Record set ::

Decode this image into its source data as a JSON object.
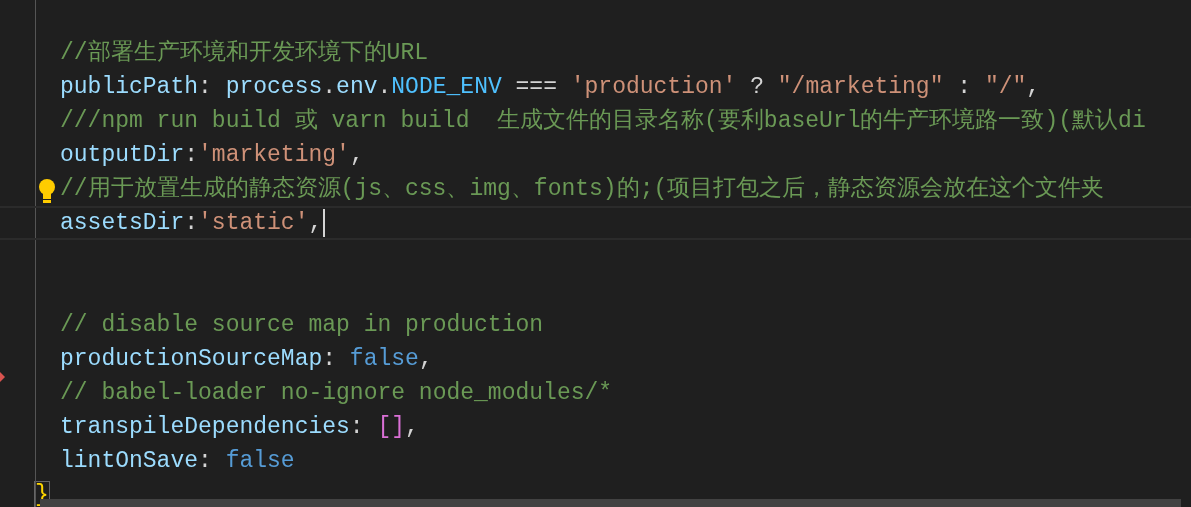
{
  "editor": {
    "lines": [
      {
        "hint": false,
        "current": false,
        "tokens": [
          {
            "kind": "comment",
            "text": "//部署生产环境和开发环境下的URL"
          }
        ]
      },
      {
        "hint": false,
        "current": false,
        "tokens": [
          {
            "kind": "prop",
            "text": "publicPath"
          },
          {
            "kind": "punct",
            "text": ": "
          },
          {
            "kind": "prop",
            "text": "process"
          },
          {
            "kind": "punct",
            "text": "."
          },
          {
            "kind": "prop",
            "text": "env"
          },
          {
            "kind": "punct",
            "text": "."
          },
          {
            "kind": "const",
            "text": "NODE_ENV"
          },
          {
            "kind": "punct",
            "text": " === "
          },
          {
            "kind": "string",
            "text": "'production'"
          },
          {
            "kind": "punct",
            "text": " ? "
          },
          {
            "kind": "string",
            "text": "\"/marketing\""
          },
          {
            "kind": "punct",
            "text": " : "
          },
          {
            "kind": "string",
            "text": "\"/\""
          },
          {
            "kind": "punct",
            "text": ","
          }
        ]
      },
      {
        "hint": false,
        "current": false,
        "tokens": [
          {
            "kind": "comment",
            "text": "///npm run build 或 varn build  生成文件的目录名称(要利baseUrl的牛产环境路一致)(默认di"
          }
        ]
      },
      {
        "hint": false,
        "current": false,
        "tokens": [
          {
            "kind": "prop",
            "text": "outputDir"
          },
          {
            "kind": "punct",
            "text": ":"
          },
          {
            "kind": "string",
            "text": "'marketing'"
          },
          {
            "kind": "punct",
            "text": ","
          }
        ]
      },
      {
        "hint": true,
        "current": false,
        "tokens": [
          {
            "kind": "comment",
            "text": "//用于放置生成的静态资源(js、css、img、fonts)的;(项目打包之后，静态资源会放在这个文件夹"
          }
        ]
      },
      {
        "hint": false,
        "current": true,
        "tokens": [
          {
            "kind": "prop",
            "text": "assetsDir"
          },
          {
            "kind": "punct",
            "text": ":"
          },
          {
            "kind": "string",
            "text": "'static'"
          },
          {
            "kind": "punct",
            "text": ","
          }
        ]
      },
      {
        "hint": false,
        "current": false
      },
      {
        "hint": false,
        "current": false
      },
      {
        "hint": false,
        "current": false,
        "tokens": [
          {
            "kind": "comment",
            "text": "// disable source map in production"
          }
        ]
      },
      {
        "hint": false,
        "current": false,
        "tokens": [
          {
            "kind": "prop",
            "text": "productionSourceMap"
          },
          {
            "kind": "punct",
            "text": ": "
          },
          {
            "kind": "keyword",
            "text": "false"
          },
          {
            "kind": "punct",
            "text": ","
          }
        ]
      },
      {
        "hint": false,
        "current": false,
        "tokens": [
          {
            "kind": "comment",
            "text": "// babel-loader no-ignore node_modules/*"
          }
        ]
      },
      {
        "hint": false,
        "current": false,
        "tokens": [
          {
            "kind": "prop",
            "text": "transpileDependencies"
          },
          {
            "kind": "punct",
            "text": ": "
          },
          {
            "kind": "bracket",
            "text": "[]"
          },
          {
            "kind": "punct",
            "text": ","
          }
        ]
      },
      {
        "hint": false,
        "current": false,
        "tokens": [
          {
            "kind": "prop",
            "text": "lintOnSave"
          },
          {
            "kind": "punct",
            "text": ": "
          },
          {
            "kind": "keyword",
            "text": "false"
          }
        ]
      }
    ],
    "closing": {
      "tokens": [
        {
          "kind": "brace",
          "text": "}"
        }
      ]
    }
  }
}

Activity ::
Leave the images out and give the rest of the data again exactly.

Response ::
Decode this image into its source data as a JSON object.
{
  "editor": {
    "lines": [
      {
        "hint": false,
        "current": false,
        "tokens": [
          {
            "kind": "comment",
            "text": "//部署生产环境和开发环境下的URL"
          }
        ]
      },
      {
        "hint": false,
        "current": false,
        "tokens": [
          {
            "kind": "prop",
            "text": "publicPath"
          },
          {
            "kind": "punct",
            "text": ": "
          },
          {
            "kind": "prop",
            "text": "process"
          },
          {
            "kind": "punct",
            "text": "."
          },
          {
            "kind": "prop",
            "text": "env"
          },
          {
            "kind": "punct",
            "text": "."
          },
          {
            "kind": "const",
            "text": "NODE_ENV"
          },
          {
            "kind": "punct",
            "text": " === "
          },
          {
            "kind": "string",
            "text": "'production'"
          },
          {
            "kind": "punct",
            "text": " ? "
          },
          {
            "kind": "string",
            "text": "\"/marketing\""
          },
          {
            "kind": "punct",
            "text": " : "
          },
          {
            "kind": "string",
            "text": "\"/\""
          },
          {
            "kind": "punct",
            "text": ","
          }
        ]
      },
      {
        "hint": false,
        "current": false,
        "tokens": [
          {
            "kind": "comment",
            "text": "///npm run build 或 varn build  生成文件的目录名称(要利baseUrl的牛产环境路一致)(默认di"
          }
        ]
      },
      {
        "hint": false,
        "current": false,
        "tokens": [
          {
            "kind": "prop",
            "text": "outputDir"
          },
          {
            "kind": "punct",
            "text": ":"
          },
          {
            "kind": "string",
            "text": "'marketing'"
          },
          {
            "kind": "punct",
            "text": ","
          }
        ]
      },
      {
        "hint": true,
        "current": false,
        "tokens": [
          {
            "kind": "comment",
            "text": "//用于放置生成的静态资源(js、css、img、fonts)的;(项目打包之后，静态资源会放在这个文件夹"
          }
        ]
      },
      {
        "hint": false,
        "current": true,
        "tokens": [
          {
            "kind": "prop",
            "text": "assetsDir"
          },
          {
            "kind": "punct",
            "text": ":"
          },
          {
            "kind": "string",
            "text": "'static'"
          },
          {
            "kind": "punct",
            "text": ","
          }
        ]
      },
      {
        "hint": false,
        "current": false
      },
      {
        "hint": false,
        "current": false
      },
      {
        "hint": false,
        "current": false,
        "tokens": [
          {
            "kind": "comment",
            "text": "// disable source map in production"
          }
        ]
      },
      {
        "hint": false,
        "current": false,
        "tokens": [
          {
            "kind": "prop",
            "text": "productionSourceMap"
          },
          {
            "kind": "punct",
            "text": ": "
          },
          {
            "kind": "keyword",
            "text": "false"
          },
          {
            "kind": "punct",
            "text": ","
          }
        ]
      },
      {
        "hint": false,
        "current": false,
        "tokens": [
          {
            "kind": "comment",
            "text": "// babel-loader no-ignore node_modules/*"
          }
        ]
      },
      {
        "hint": false,
        "current": false,
        "tokens": [
          {
            "kind": "prop",
            "text": "transpileDependencies"
          },
          {
            "kind": "punct",
            "text": ": "
          },
          {
            "kind": "bracket",
            "text": "[]"
          },
          {
            "kind": "punct",
            "text": ","
          }
        ]
      },
      {
        "hint": false,
        "current": false,
        "tokens": [
          {
            "kind": "prop",
            "text": "lintOnSave"
          },
          {
            "kind": "punct",
            "text": ": "
          },
          {
            "kind": "keyword",
            "text": "false"
          }
        ]
      }
    ],
    "closing": {
      "tokens": [
        {
          "kind": "brace",
          "text": "}"
        }
      ]
    }
  }
}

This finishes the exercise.